Nearly 60 Democratic lawmakers have announced their plans to boycott Donald Trump’s inauguration in the wake of his attacks on civil rights leader Rep. John Lewis. Meanwhile, congressional Republicans are ignoring the ethics rulebook to rush approval of Trump’s cabinet picks. The sooner his team is seated, the sooner they can start trying to dismantle President Obama’s legacy.

Some still talk about bipartisanship — or finding common cause with political foes — as the mark of good statesmanship. But that spirit is practically extinct in Washington. The incoming administration is behaving as though it can attend to the people’s business without actually consulting with people, or considering any opposing view.

There’s a lesson in the recent past that serves as a reminder for the ways in which people can transcend these politics of division.

Thursday, January 12, 2017

Fighting for Techdirt and All Independent Media

Anyone who’s followed Techdirt’s reporting and analysis over the years knows how vital this news outlet has been when it comes to clearing the fog that often clouds policy debates about Net Neutrality, broadband access, spectrum allocation, copyright reform and media ownership.

Founder Mike Masnick’s incisive reporting and commentary during the fight against the SOPA and PIPA legislation — which would have allowed the film and recording industries to black out huge tracts of internet content without due process — undercut Hollywood’s bogus claims in support of these bad bills.


Wednesday, December 07, 2016

A Chance to Reinvent Local Media and Combat Fake News

Most voting-age Americans list local news as a primary source for political information — an important statistic in a year when more than 125 million of us voted in a presidential race where honesty was in short supply while fake news ran rampant on social media.

Often our ability to separate fact from fiction about competing candidates rests on what we learn about them from credible news sources. If you’re like many voters, you found answers in your local news — be it the paper that arrives on your front step each day, the radio station you listen to during morning commutes or the 11 p.m. newscast before you tuck in for the night.


Thursday, November 24, 2016

Filling the Swamp: Trump's Plan to Turn Over the FCC to Telecom Industry Insiders

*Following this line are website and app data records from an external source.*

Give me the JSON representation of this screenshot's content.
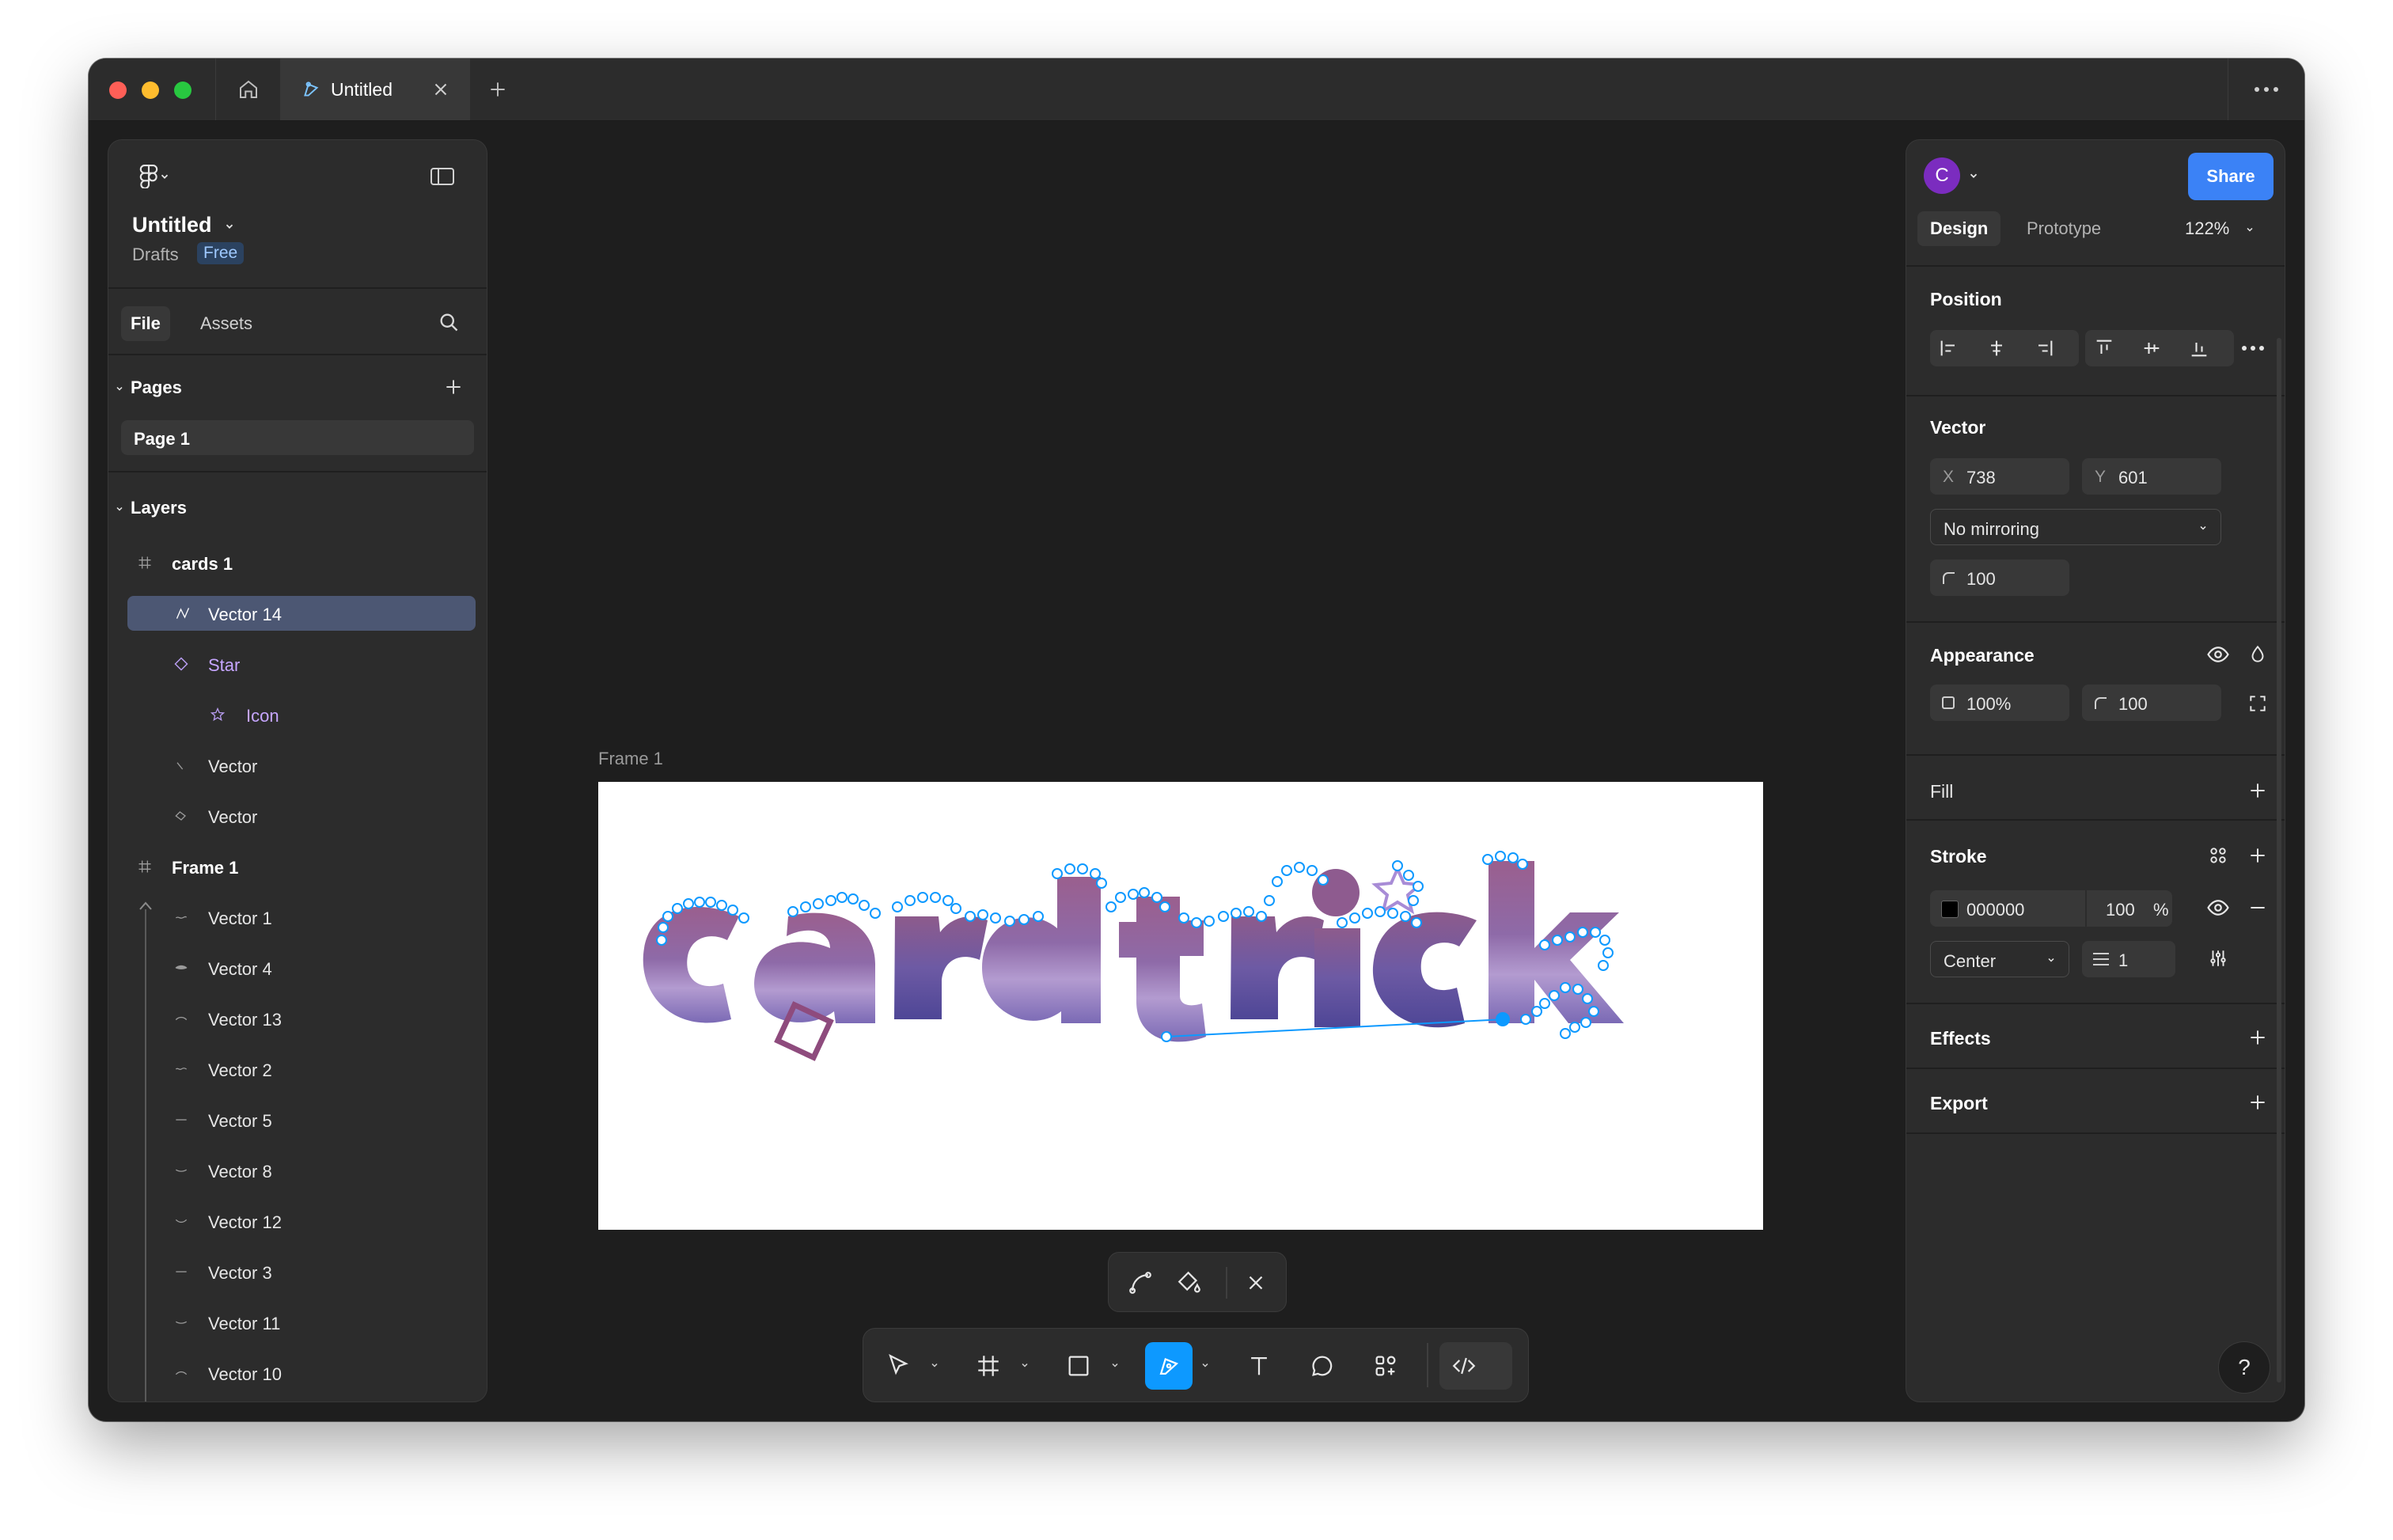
{
  "tab": {
    "title": "Untitled"
  },
  "colors": {
    "accent": "#0d99ff",
    "share": "#3b82f6",
    "avatar": "#7b2cbf",
    "selection": "#4c5773",
    "component": "#c6a6ff"
  },
  "file": {
    "name": "Untitled",
    "location": "Drafts",
    "plan": "Free"
  },
  "left_tabs": {
    "file": "File",
    "assets": "Assets"
  },
  "pages": {
    "header": "Pages",
    "items": [
      "Page 1"
    ]
  },
  "layers": {
    "header": "Layers",
    "items": [
      {
        "label": "cards 1",
        "icon": "frame-icon",
        "selected": false
      },
      {
        "label": "Vector 14",
        "icon": "vector-pen-icon",
        "selected": true
      },
      {
        "label": "Star",
        "icon": "component-instance-icon",
        "selected": false
      },
      {
        "label": "Icon",
        "icon": "star-icon",
        "selected": false
      },
      {
        "label": "Vector",
        "icon": "vector-icon",
        "selected": false
      },
      {
        "label": "Vector",
        "icon": "vector-icon",
        "selected": false
      },
      {
        "label": "Frame 1",
        "icon": "frame-icon",
        "selected": false
      },
      {
        "label": "Vector 1",
        "icon": "vector-icon",
        "selected": false
      },
      {
        "label": "Vector 4",
        "icon": "vector-icon",
        "selected": false
      },
      {
        "label": "Vector 13",
        "icon": "vector-icon",
        "selected": false
      },
      {
        "label": "Vector 2",
        "icon": "vector-icon",
        "selected": false
      },
      {
        "label": "Vector 5",
        "icon": "vector-icon",
        "selected": false
      },
      {
        "label": "Vector 8",
        "icon": "vector-icon",
        "selected": false
      },
      {
        "label": "Vector 12",
        "icon": "vector-icon",
        "selected": false
      },
      {
        "label": "Vector 3",
        "icon": "vector-icon",
        "selected": false
      },
      {
        "label": "Vector 11",
        "icon": "vector-icon",
        "selected": false
      },
      {
        "label": "Vector 10",
        "icon": "vector-icon",
        "selected": false
      }
    ]
  },
  "canvas": {
    "frame_label": "Frame 1"
  },
  "right": {
    "avatar_initial": "C",
    "share": "Share",
    "tabs": {
      "design": "Design",
      "prototype": "Prototype"
    },
    "zoom": "122%",
    "position": {
      "title": "Position"
    },
    "vector": {
      "title": "Vector",
      "x_label": "X",
      "x": "738",
      "y_label": "Y",
      "y": "601",
      "mirroring": "No mirroring",
      "radius": "100"
    },
    "appearance": {
      "title": "Appearance",
      "opacity": "100%",
      "radius": "100"
    },
    "fill": {
      "title": "Fill"
    },
    "stroke": {
      "title": "Stroke",
      "hex": "000000",
      "opacity": "100",
      "unit": "%",
      "align": "Center",
      "weight": "1"
    },
    "effects": {
      "title": "Effects"
    },
    "export": {
      "title": "Export"
    }
  },
  "help": "?"
}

One of Donald Trump's top tech policy advisers has a plan: Do away with the main agency that protects the rights of internet users and media consumers in America.

You heard that right. Mark Jamison, who Trump chose to help oversee the tech-policy transition team, thinks that getting rid of the Federal Communications Commission would be a good thing for this country.

"Most of the original motivations for having an FCC have gone away," Jamison wrote last month, claiming that a heavily consolidated media marketplace would discipline itself to benefit ordinary people.

He's dead wrong.